Peter Gilmour has beaten British sailor Ian Williams in World Match Racing Tour final 17/7/06
Gilmour has won the fifth annual Locman Cup (the final of the World Match Racing Tour) at Elba Island.
He and crewmembers Rod Dawson, Christian Scherrer, Kazuhiko Sofuku and Yasuhiro Yaji added the event title to their previously won World Match Racing Tour championship and ISAF World Championship of Match Race Sailing.
They earned nearly $120,000 in prize money between the event and the World Tour, including a new BMW X3, and gold medals from ISAF. Last season the team won nearly $180,000 at the final event.
Gilmour clinched his third consecutive Tour championship and fourth ISAF championship last month at Match Race Germany. The World Tour and ISAF joined forces earlier this year to award the two championships in conjunction. Besides winning the past two Tour championships, Gilmour previously won the ISAF Worlds in 1990, ’97 and ’98.
On Elba Island, Gilmour said he’d been struggling all week with a sore back, which left him out of sorts on Saturday when he was nearly upended in the semifinal round. But a night of rest and trademark superb boathandling from his longtime crew helped right his ship.
The PST crew defeated British sailor Ian Williams (GBR), Williams Sail Racing, 2-1 in the final. It was Gilmour’s 11th career victory on the World Tour, and he said it didn’t come easily.
“Beating Ian was as tough as beating Russell [Coutts] or Ed [Baird],” Gilmour said, referring to his seasoned rivals. “He’s an outstanding sailor. He’s going to beat us one day.”
Williams from Hamble, England was disconsolate upon hitting the dock. As the crew put the boat away, Williams sat alone in the back of the cockpit holding his head in his hands.
Williams, 29, had been the star of the week, putting forth his best effort in his first year on the Tour. He won the round robin with a 12-2 record, including two victories over Gilmour, breezed through the semis and believed he could beat Gilmour. In the end, he learned the value of experience.
“The way he approaches the final, you have to be significantly better to finish him off,” said Williams. “His experience allows him to get the best of what he’s got.”
Williams had little to be ashamed of. His second-place finish, coupled with Staffan Lindberg placing fourth, meant that Williams Sail Racing finished second in the world championship for the year. He entered the regatta in fifth place, 6 points behind Lindberg, but wound up 2 points ahead of his Finnish rival.

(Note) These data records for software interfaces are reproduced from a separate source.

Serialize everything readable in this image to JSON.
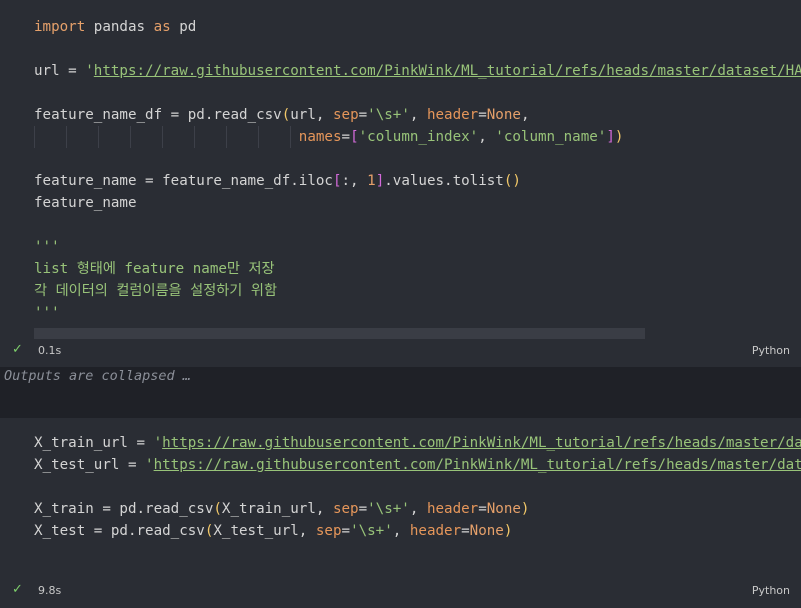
{
  "cell1": {
    "lines": [
      [
        {
          "t": "import",
          "c": "kw"
        },
        {
          "t": " pandas ",
          "c": ""
        },
        {
          "t": "as",
          "c": "kw"
        },
        {
          "t": " pd",
          "c": ""
        }
      ],
      [],
      [
        {
          "t": "url = ",
          "c": ""
        },
        {
          "t": "'",
          "c": "str"
        },
        {
          "t": "https://raw.githubusercontent.com/PinkWink/ML_tutorial/refs/heads/master/dataset/HAR_dataset/features.txt",
          "c": "url"
        }
      ],
      [],
      [
        {
          "t": "feature_name_df = pd.read_csv",
          "c": ""
        },
        {
          "t": "(",
          "c": "paren"
        },
        {
          "t": "url, ",
          "c": ""
        },
        {
          "t": "sep",
          "c": "param"
        },
        {
          "t": "=",
          "c": ""
        },
        {
          "t": "'\\s+'",
          "c": "str"
        },
        {
          "t": ", ",
          "c": ""
        },
        {
          "t": "header",
          "c": "param"
        },
        {
          "t": "=",
          "c": ""
        },
        {
          "t": "None",
          "c": "kw"
        },
        {
          "t": ",",
          "c": ""
        }
      ],
      [
        {
          "t": "                               ",
          "c": "",
          "guides": 9
        },
        {
          "t": "names",
          "c": "param"
        },
        {
          "t": "=",
          "c": ""
        },
        {
          "t": "[",
          "c": "brk"
        },
        {
          "t": "'column_index'",
          "c": "str"
        },
        {
          "t": ", ",
          "c": ""
        },
        {
          "t": "'column_name'",
          "c": "str"
        },
        {
          "t": "]",
          "c": "brk"
        },
        {
          "t": ")",
          "c": "paren"
        }
      ],
      [],
      [
        {
          "t": "feature_name = feature_name_df.iloc",
          "c": ""
        },
        {
          "t": "[",
          "c": "brk"
        },
        {
          "t": ":, ",
          "c": ""
        },
        {
          "t": "1",
          "c": "num"
        },
        {
          "t": "]",
          "c": "brk"
        },
        {
          "t": ".values.tolist",
          "c": ""
        },
        {
          "t": "()",
          "c": "paren"
        }
      ],
      [
        {
          "t": "feature_name",
          "c": ""
        }
      ],
      [],
      [
        {
          "t": "'''",
          "c": "cmt"
        }
      ],
      [
        {
          "t": "list 형태에 feature name만 저장",
          "c": "cmt"
        }
      ],
      [
        {
          "t": "각 데이터의 컬럼이름을 설정하기 위함",
          "c": "cmt"
        }
      ],
      [
        {
          "t": "'''",
          "c": "cmt"
        }
      ]
    ],
    "status_time": "0.1s",
    "status_lang": "Python"
  },
  "collapsed_text": "Outputs are collapsed …",
  "cell2": {
    "lines": [
      [
        {
          "t": "X_train_url = ",
          "c": ""
        },
        {
          "t": "'",
          "c": "str"
        },
        {
          "t": "https://raw.githubusercontent.com/PinkWink/ML_tutorial/refs/heads/master/dataset/HAR_dataset/train/X_train.txt",
          "c": "url"
        }
      ],
      [
        {
          "t": "X_test_url = ",
          "c": ""
        },
        {
          "t": "'",
          "c": "str"
        },
        {
          "t": "https://raw.githubusercontent.com/PinkWink/ML_tutorial/refs/heads/master/dataset/HAR_dataset/test/X_test.txt",
          "c": "url"
        }
      ],
      [],
      [
        {
          "t": "X_train = pd.read_csv",
          "c": ""
        },
        {
          "t": "(",
          "c": "paren"
        },
        {
          "t": "X_train_url, ",
          "c": ""
        },
        {
          "t": "sep",
          "c": "param"
        },
        {
          "t": "=",
          "c": ""
        },
        {
          "t": "'\\s+'",
          "c": "str"
        },
        {
          "t": ", ",
          "c": ""
        },
        {
          "t": "header",
          "c": "param"
        },
        {
          "t": "=",
          "c": ""
        },
        {
          "t": "None",
          "c": "kw"
        },
        {
          "t": ")",
          "c": "paren"
        }
      ],
      [
        {
          "t": "X_test = pd.read_csv",
          "c": ""
        },
        {
          "t": "(",
          "c": "paren"
        },
        {
          "t": "X_test_url, ",
          "c": ""
        },
        {
          "t": "sep",
          "c": "param"
        },
        {
          "t": "=",
          "c": ""
        },
        {
          "t": "'\\s+'",
          "c": "str"
        },
        {
          "t": ", ",
          "c": ""
        },
        {
          "t": "header",
          "c": "param"
        },
        {
          "t": "=",
          "c": ""
        },
        {
          "t": "None",
          "c": "kw"
        },
        {
          "t": ")",
          "c": "paren"
        }
      ]
    ],
    "status_time": "9.8s",
    "status_lang": "Python"
  }
}
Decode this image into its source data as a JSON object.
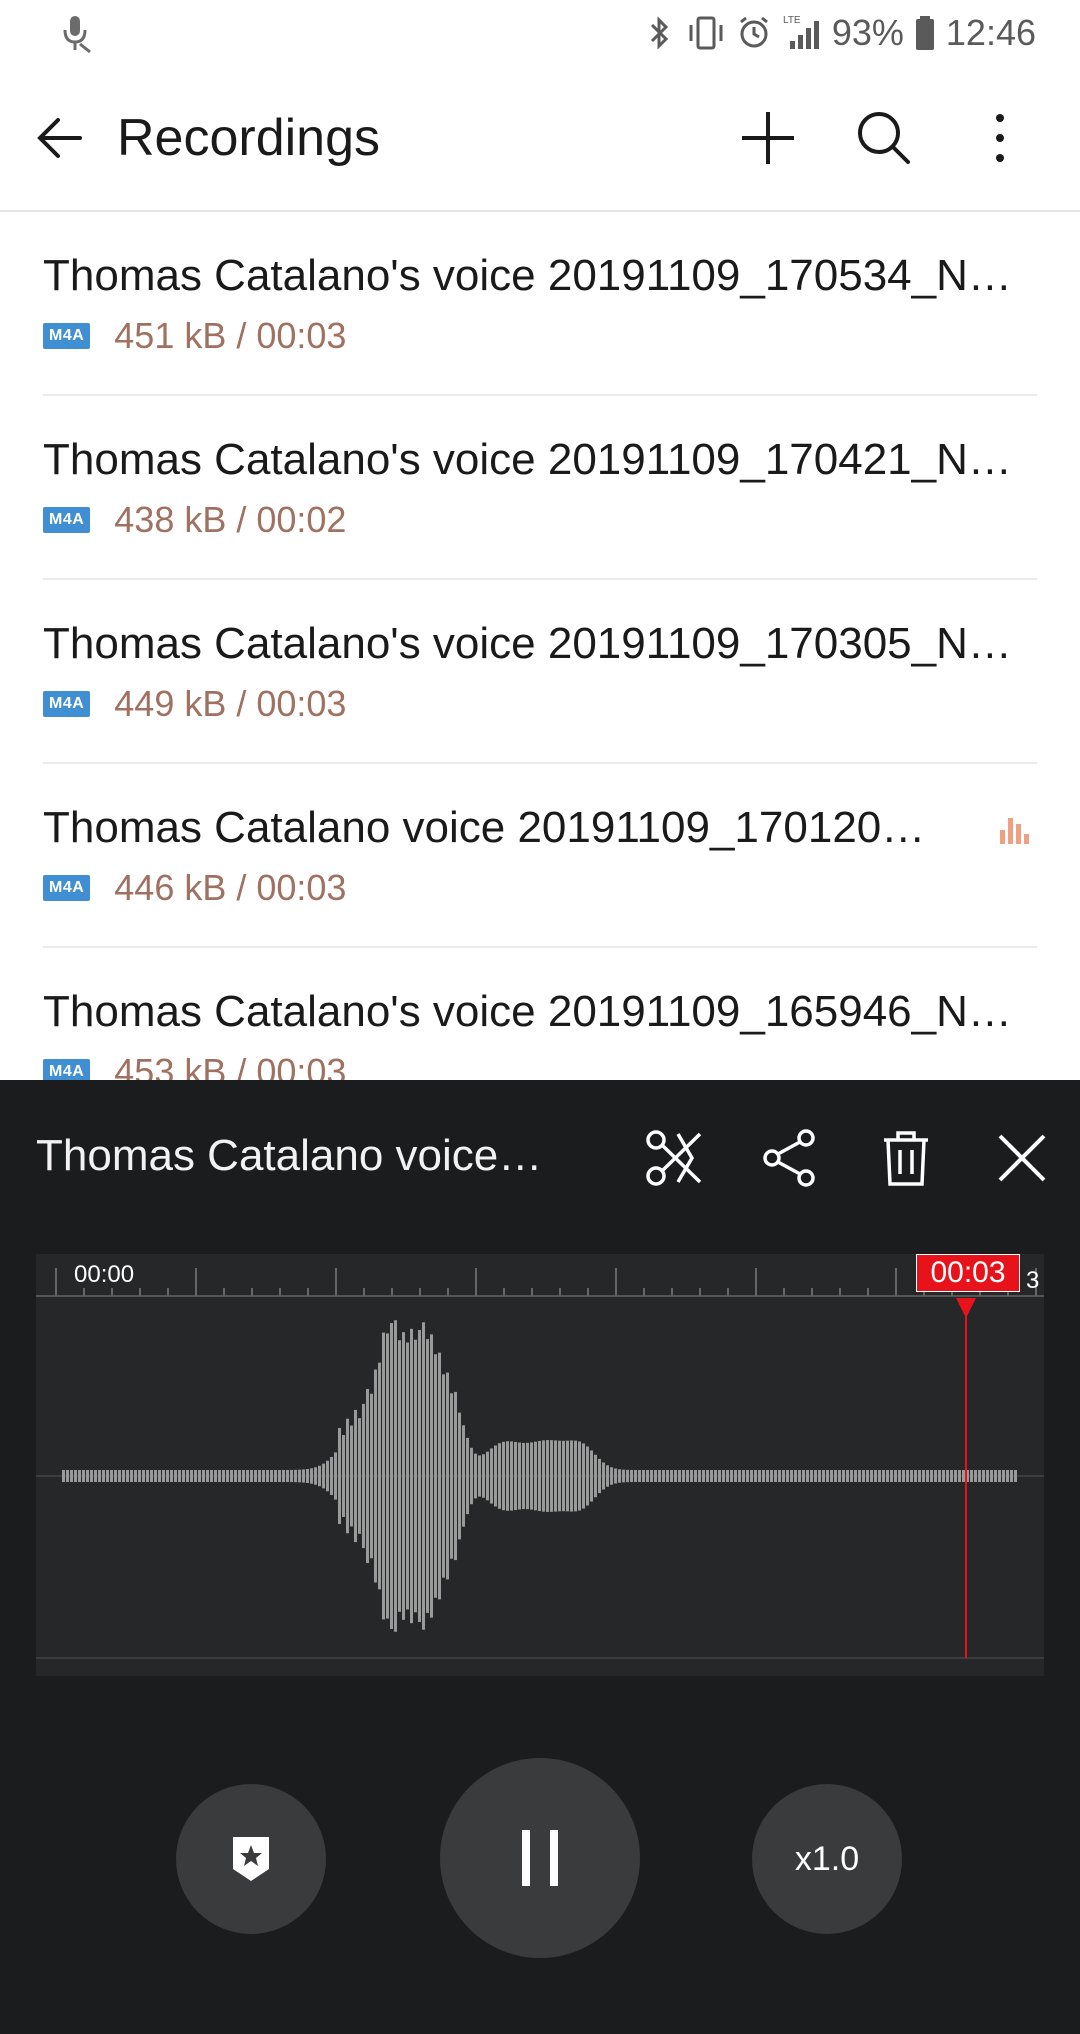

“That was our goal coming in, to get the silver medal,” Williams said. “Second’s not bad in your first full year on the Tour.”
Lindberg and his Alandia Sailing Team dropped to third overall in the world championship, but won $12,500 from the Tour and bronze medals from ISAF. The Finn has been having troubles with crew consistency, which he intends to sort out for next year. He finished fourth in the regatta and won 9,000? (approx. $11,000).
Cameron Dunn (NZL), Mascalzone Latino – Capitalia Team, placed third in the event after winning the Petite Final 2-0 over Lindberg. Dunn, sailing in just his 10th match-race regatta as a skipper, finished with a 16-7 record and won 10,000? (approx. $12,600) of the event prize purse.
The rest of the world championship was filled by skippers who didn’t compete at Elba.
Denmark’s Jesper Bank, skipper of United Internet Team Germany, won a tie-breaker with England’s Ben Ainslie, a member of Emirates Team New Zealand, for fourth and fifth.
American Ed Baird, a helmsman for Alinghi and last year’s Tour runner-up, won a three-way tie for sixth. Baird finished with 32 points and placed sixth ahead of Gavin Brady, the New Zealand skipper of the Beau Geste Sailing Team, and Frenchman Thierry Peponnet, a member of Areva Challenge.